Entries from a dataset of interfaces
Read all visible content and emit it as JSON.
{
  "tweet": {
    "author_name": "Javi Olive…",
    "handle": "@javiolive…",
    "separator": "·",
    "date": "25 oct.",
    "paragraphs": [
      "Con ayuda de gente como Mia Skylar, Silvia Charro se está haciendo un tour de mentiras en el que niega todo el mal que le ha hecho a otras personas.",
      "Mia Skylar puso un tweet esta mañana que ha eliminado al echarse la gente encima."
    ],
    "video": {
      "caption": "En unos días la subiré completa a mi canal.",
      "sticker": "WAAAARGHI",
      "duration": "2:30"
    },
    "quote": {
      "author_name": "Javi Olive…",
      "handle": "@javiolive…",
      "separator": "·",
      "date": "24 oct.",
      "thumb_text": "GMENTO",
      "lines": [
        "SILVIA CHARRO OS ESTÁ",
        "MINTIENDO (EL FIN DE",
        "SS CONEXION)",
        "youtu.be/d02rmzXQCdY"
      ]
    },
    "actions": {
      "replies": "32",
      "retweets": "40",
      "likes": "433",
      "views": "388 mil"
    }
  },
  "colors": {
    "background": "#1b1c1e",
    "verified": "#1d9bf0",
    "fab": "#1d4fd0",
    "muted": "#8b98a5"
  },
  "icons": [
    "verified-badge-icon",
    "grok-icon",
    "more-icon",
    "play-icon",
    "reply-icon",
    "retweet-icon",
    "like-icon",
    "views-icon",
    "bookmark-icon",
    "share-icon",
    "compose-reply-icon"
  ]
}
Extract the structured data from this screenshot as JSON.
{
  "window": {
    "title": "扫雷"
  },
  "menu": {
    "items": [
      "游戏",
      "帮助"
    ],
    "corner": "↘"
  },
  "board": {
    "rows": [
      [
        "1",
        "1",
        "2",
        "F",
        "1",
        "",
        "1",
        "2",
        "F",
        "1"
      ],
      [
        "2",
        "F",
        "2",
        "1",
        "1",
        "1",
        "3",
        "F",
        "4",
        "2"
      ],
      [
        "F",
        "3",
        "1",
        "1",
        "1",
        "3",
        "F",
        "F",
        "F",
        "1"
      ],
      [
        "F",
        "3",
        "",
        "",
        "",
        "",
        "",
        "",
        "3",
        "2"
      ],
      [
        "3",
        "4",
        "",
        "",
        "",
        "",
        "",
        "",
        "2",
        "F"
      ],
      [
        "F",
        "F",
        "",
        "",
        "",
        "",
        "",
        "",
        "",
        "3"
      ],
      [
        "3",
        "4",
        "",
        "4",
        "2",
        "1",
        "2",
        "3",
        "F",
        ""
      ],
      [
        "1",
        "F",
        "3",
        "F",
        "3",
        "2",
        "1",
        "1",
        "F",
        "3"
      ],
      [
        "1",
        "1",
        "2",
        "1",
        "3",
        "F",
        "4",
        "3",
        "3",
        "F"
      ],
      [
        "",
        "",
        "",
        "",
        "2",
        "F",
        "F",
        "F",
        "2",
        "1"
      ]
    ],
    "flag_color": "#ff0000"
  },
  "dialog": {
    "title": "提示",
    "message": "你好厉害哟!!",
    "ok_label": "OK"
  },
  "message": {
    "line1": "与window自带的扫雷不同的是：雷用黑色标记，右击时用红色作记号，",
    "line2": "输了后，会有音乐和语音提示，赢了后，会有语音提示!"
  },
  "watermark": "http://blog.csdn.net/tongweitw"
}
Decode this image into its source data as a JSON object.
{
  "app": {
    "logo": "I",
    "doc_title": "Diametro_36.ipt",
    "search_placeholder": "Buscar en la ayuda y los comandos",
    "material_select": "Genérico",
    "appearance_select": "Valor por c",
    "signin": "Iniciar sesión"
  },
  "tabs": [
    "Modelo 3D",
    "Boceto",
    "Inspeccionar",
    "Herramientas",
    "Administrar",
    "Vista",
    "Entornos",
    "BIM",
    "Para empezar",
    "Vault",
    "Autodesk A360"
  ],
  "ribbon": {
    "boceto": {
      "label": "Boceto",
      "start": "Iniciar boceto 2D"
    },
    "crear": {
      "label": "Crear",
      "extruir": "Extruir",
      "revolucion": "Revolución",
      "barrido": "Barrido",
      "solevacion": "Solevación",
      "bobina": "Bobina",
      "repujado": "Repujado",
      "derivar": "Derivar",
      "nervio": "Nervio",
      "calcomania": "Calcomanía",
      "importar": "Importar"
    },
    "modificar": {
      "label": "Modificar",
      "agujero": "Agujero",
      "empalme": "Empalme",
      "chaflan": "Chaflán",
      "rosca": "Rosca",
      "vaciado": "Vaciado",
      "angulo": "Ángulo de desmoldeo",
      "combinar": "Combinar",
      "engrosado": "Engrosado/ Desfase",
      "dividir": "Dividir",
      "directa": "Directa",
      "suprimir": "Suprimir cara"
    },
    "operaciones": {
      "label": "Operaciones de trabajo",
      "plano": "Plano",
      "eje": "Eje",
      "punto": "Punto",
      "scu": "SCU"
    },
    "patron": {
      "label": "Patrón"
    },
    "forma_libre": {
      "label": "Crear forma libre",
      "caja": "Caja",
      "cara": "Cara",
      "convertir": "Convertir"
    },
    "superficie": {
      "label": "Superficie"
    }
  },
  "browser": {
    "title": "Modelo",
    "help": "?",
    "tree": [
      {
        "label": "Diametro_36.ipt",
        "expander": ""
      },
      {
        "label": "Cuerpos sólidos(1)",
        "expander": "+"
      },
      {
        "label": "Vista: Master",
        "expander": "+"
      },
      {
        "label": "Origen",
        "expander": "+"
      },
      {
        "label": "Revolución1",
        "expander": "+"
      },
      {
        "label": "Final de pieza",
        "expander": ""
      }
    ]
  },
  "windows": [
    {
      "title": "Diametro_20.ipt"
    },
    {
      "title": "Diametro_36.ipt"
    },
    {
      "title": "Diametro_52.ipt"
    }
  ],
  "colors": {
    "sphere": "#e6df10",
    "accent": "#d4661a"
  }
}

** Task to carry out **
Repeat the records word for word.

** Solution **
Read all visible content and emit it as JSON.
{
  "tweet": {
    "author_name": "Javi Olive…",
    "handle": "@javiolive…",
    "separator": "·",
    "date": "25 oct.",
    "paragraphs": [
      "Con ayuda de gente como Mia Skylar, Silvia Charro se está haciendo un tour de mentiras en el que niega todo el mal que le ha hecho a otras personas.",
      "Mia Skylar puso un tweet esta mañana que ha eliminado al echarse la gente encima."
    ],
    "video": {
      "caption": "En unos días la subiré completa a mi canal.",
      "sticker": "WAAAARGHI",
      "duration": "2:30"
    },
    "quote": {
      "author_name": "Javi Olive…",
      "handle": "@javiolive…",
      "separator": "·",
      "date": "24 oct.",
      "thumb_text": "GMENTO",
      "lines": [
        "SILVIA CHARRO OS ESTÁ",
        "MINTIENDO (EL FIN DE",
        "SS CONEXION)",
        "youtu.be/d02rmzXQCdY"
      ]
    },
    "actions": {
      "replies": "32",
      "retweets": "40",
      "likes": "433",
      "views": "388 mil"
    }
  },
  "colors": {
    "background": "#1b1c1e",
    "verified": "#1d9bf0",
    "fab": "#1d4fd0",
    "muted": "#8b98a5"
  },
  "icons": [
    "verified-badge-icon",
    "grok-icon",
    "more-icon",
    "play-icon",
    "reply-icon",
    "retweet-icon",
    "like-icon",
    "views-icon",
    "bookmark-icon",
    "share-icon",
    "compose-reply-icon"
  ]
}
Extract the structured data from this screenshot as JSON.
{
  "window": {
    "title": "扫雷"
  },
  "menu": {
    "items": [
      "游戏",
      "帮助"
    ],
    "corner": "↘"
  },
  "board": {
    "rows": [
      [
        "1",
        "1",
        "2",
        "F",
        "1",
        "",
        "1",
        "2",
        "F",
        "1"
      ],
      [
        "2",
        "F",
        "2",
        "1",
        "1",
        "1",
        "3",
        "F",
        "4",
        "2"
      ],
      [
        "F",
        "3",
        "1",
        "1",
        "1",
        "3",
        "F",
        "F",
        "F",
        "1"
      ],
      [
        "F",
        "3",
        "",
        "",
        "",
        "",
        "",
        "",
        "3",
        "2"
      ],
      [
        "3",
        "4",
        "",
        "",
        "",
        "",
        "",
        "",
        "2",
        "F"
      ],
      [
        "F",
        "F",
        "",
        "",
        "",
        "",
        "",
        "",
        "",
        "3"
      ],
      [
        "3",
        "4",
        "",
        "4",
        "2",
        "1",
        "2",
        "3",
        "F",
        ""
      ],
      [
        "1",
        "F",
        "3",
        "F",
        "3",
        "2",
        "1",
        "1",
        "F",
        "3"
      ],
      [
        "1",
        "1",
        "2",
        "1",
        "3",
        "F",
        "4",
        "3",
        "3",
        "F"
      ],
      [
        "",
        "",
        "",
        "",
        "2",
        "F",
        "F",
        "F",
        "2",
        "1"
      ]
    ],
    "flag_color": "#ff0000"
  },
  "dialog": {
    "title": "提示",
    "message": "你好厉害哟!!",
    "ok_label": "OK"
  },
  "message": {
    "line1": "与window自带的扫雷不同的是：雷用黑色标记，右击时用红色作记号，",
    "line2": "输了后，会有音乐和语音提示，赢了后，会有语音提示!"
  },
  "watermark": "http://blog.csdn.net/tongweitw"
}
Decode this image into its source data as a JSON object.
{
  "app": {
    "logo": "I",
    "doc_title": "Diametro_36.ipt",
    "search_placeholder": "Buscar en la ayuda y los comandos",
    "material_select": "Genérico",
    "appearance_select": "Valor por c",
    "signin": "Iniciar sesión"
  },
  "tabs": [
    "Modelo 3D",
    "Boceto",
    "Inspeccionar",
    "Herramientas",
    "Administrar",
    "Vista",
    "Entornos",
    "BIM",
    "Para empezar",
    "Vault",
    "Autodesk A360"
  ],
  "ribbon": {
    "boceto": {
      "label": "Boceto",
      "start": "Iniciar boceto 2D"
    },
    "crear": {
      "label": "Crear",
      "extruir": "Extruir",
      "revolucion": "Revolución",
      "barrido": "Barrido",
      "solevacion": "Solevación",
      "bobina": "Bobina",
      "repujado": "Repujado",
      "derivar": "Derivar",
      "nervio": "Nervio",
      "calcomania": "Calcomanía",
      "importar": "Importar"
    },
    "modificar": {
      "label": "Modificar",
      "agujero": "Agujero",
      "empalme": "Empalme",
      "chaflan": "Chaflán",
      "rosca": "Rosca",
      "vaciado": "Vaciado",
      "angulo": "Ángulo de desmoldeo",
      "combinar": "Combinar",
      "engrosado": "Engrosado/ Desfase",
      "dividir": "Dividir",
      "directa": "Directa",
      "suprimir": "Suprimir cara"
    },
    "operaciones": {
      "label": "Operaciones de trabajo",
      "plano": "Plano",
      "eje": "Eje",
      "punto": "Punto",
      "scu": "SCU"
    },
    "patron": {
      "label": "Patrón"
    },
    "forma_libre": {
      "label": "Crear forma libre",
      "caja": "Caja",
      "cara": "Cara",
      "convertir": "Convertir"
    },
    "superficie": {
      "label": "Superficie"
    }
  },
  "browser": {
    "title": "Modelo",
    "help": "?",
    "tree": [
      {
        "label": "Diametro_36.ipt",
        "expander": ""
      },
      {
        "label": "Cuerpos sólidos(1)",
        "expander": "+"
      },
      {
        "label": "Vista: Master",
        "expander": "+"
      },
      {
        "label": "Origen",
        "expander": "+"
      },
      {
        "label": "Revolución1",
        "expander": "+"
      },
      {
        "label": "Final de pieza",
        "expander": ""
      }
    ]
  },
  "windows": [
    {
      "title": "Diametro_20.ipt"
    },
    {
      "title": "Diametro_36.ipt"
    },
    {
      "title": "Diametro_52.ipt"
    }
  ],
  "colors": {
    "sphere": "#e6df10",
    "accent": "#d4661a"
  }
}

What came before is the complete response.